Snow Day Science
Are you home with your kids during this dangerous cold snap? Are you looking for things for them to do to keep them engaged and entertained and yet be encouraging their scientific thinking? Try some of these ideas. (Note: a few of these do involve going outdoors for short amounts of time. Please use your best judgment on these).
Remember – when engaging in these activities with your kids, the goal is NOT to explain things to them. The goal is to let THEM talk through their ideas – with no fear of “being wrong.” We want kids to investigate, notice, and wonder – and then try to come up with their own explanations. They could even turn to the internet after they have come up with their own ideas to discover what the experts say. But again, we don’t want to diminish their experiences by providing “right” answers. Instead, you might consider providing questions! Here are some ideas to try with your kids:
See if your child can devise a way to freeze water into a particular shape – can they make a sphere of ice? Can they make an “ice bowl”? Does hot water or cold water freeze faster? Does adding food coloring to the water make it freeze any differently? If you freeze an activated glow stick inside your sculpture, will it glow in the dark?
Boiling water into sub-zero air:
Bring a cup of water to a boil (or very near the boiling point). Put the water into a coffee mug, go outside and throw the water into the air (Just the water, not the mug!). Now, encourage your child to experiment – does it work with just hot tap water? Will it work with cold water? What happens if you add food coloring to the water? What if you try it with coffee instead of water?
In a large container, mix 2 parts corn starch with 1 part water. Consider doing this with at least 2 cups of corn starch and 1 cup of water to give your child enough to experiment with. Will this substance pour out? What happens if you push it quickly with your finger? Can you float a marble on it or will it sink? Is this a solid or a liquid? Can you adjust the recipe and make it work? Can it be colored with food coloring?
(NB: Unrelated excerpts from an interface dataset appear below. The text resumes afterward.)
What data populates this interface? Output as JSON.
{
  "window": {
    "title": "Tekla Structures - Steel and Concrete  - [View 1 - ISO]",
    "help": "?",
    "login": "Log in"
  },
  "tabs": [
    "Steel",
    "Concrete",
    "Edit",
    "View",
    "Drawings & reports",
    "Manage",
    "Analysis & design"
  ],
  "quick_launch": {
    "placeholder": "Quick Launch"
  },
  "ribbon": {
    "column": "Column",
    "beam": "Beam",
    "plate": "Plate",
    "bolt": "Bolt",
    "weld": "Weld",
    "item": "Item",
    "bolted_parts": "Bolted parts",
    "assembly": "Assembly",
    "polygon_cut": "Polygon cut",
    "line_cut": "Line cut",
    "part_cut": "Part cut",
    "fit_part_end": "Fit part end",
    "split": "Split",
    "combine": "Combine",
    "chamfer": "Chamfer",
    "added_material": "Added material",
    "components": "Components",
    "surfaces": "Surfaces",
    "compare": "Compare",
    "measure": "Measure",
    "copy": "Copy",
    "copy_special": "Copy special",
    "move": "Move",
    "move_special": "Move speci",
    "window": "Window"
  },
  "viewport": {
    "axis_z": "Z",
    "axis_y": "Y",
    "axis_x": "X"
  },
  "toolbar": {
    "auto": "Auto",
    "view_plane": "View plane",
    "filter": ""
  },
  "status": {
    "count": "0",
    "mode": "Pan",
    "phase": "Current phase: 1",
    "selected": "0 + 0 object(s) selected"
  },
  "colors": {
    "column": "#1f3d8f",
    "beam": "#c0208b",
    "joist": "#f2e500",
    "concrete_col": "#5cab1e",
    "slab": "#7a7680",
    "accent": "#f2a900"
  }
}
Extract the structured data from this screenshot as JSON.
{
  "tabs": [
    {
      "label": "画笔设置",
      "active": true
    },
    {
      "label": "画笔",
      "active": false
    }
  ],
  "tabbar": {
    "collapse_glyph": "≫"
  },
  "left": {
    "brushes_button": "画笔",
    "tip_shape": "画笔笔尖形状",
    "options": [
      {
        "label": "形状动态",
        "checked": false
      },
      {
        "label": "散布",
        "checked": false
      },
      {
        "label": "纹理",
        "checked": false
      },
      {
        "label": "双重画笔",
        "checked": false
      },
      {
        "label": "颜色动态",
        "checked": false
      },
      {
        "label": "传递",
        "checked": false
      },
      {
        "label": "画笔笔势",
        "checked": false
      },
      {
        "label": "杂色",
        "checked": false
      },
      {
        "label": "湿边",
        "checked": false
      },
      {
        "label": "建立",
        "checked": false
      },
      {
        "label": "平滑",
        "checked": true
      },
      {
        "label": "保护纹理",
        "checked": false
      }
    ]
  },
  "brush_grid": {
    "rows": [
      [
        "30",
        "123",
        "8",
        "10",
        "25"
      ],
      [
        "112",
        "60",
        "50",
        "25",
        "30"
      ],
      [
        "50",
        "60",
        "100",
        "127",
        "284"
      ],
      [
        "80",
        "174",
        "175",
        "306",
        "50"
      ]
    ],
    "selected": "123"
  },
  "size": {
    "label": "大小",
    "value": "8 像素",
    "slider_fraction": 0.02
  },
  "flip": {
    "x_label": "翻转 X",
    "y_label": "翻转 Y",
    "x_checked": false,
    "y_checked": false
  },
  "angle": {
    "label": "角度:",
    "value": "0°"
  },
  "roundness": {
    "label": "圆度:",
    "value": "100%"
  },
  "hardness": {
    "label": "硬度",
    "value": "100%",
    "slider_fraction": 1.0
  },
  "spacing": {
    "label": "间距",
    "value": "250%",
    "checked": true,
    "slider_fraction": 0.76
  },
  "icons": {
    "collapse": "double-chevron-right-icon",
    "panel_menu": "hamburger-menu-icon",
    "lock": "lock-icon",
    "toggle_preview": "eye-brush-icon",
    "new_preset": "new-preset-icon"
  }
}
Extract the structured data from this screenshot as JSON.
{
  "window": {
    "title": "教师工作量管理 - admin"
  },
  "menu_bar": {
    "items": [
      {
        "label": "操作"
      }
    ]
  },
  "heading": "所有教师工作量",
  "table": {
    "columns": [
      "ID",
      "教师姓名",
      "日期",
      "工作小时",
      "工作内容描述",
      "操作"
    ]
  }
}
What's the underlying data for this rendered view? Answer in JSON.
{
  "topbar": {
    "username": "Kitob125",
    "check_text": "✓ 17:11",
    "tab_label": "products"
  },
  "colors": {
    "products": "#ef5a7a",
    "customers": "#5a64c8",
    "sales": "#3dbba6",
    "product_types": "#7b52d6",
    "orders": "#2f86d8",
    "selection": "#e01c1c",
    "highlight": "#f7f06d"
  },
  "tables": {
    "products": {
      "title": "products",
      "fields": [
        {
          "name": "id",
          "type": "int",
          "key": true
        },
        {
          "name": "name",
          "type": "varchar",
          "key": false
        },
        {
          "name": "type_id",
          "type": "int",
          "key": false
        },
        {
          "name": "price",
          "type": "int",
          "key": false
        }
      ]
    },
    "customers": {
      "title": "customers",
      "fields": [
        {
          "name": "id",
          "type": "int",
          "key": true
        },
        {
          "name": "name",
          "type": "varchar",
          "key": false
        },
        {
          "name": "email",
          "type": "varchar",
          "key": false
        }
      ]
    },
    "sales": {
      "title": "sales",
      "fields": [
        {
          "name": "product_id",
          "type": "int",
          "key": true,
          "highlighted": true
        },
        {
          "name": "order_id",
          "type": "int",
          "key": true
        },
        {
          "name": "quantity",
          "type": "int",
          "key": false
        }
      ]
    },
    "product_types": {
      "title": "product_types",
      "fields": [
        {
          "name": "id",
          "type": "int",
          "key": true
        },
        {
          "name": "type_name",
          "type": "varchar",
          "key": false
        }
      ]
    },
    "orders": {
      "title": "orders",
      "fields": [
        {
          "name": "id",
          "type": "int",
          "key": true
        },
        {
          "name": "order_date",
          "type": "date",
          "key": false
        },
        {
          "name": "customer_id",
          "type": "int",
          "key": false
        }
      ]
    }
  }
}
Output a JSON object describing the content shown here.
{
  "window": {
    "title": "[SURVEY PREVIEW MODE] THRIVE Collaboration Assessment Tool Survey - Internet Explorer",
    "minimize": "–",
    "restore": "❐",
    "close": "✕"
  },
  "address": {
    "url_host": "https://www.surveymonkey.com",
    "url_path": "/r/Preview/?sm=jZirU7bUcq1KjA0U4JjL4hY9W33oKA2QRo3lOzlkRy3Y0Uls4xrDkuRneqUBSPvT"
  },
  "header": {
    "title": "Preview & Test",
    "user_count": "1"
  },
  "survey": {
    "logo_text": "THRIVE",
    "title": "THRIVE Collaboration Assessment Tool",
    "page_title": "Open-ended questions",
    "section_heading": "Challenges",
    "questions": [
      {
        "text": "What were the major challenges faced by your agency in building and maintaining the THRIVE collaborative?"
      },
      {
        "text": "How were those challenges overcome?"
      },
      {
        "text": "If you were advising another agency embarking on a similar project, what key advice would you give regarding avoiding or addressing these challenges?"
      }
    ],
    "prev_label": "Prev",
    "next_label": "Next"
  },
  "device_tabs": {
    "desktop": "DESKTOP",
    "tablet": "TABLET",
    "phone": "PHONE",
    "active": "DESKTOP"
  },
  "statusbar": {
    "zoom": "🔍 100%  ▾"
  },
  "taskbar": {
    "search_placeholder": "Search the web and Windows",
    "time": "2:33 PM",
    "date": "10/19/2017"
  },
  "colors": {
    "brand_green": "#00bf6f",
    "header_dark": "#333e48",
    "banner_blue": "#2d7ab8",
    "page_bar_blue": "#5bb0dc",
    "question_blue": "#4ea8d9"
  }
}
Coffee Filter Flowers:
Using non-permanent markers, draw a thick circle about halfway up a coffee filter. (see this video for help!) Fold the coffee filter in half a few times to form a “tip” in the middle of the filter (again, the video will help!). Put just this tip in water – and watch what happens! What brand of markers works best? Will it work with a pen too? What happens if you use rubbing alcohol instead of water? What would happen if you added dots of food coloring instead of markers?
Cover the bottom of a pie plate with milk (you want the milk layer ¼” or less). Put drops of food coloring near the middle of the milk so it takes on a “polka dot” look. Dip a Q-tip in dish detergent and put the tip into the middle of the milk (do not stir). Watch what happens! Do you think it would work differently with skim, 1%, 2% or whole milk? Would it work with water instead of milk? Does it work better with more milk in the dish? Does it work better with less milk in the dish?
Color changing Carnations:
This one might require something you may need to swing to the store to get – white carnations. Trim a few inches off the stem of a white carnation put it in water you have colored with food coloring. What do you think will happen? You will have to check on the flower every hour or so and discuss what you see. What would happen if you switch the flower to a different color solution? What would happen if you spilt the stem down the middle and put each half into a different colored water solution?
Try out some of these and, if you like – make a video of what happens and send it to us (email@example.com and firstname.lastname@example.org)! We’d love to see and hear all about what at-home science your kids are doing on these cold days!!
Remember – let your child do the thinking and explaining. The emphasis isn’t on the answer, but the discovery and their explanations about the evidence of their thinking – let’s think and speak like scientists!
Reach out to the author – Mandie Sanderman is a science consultant for Central Rivers AEA and can be reached at email@example.com.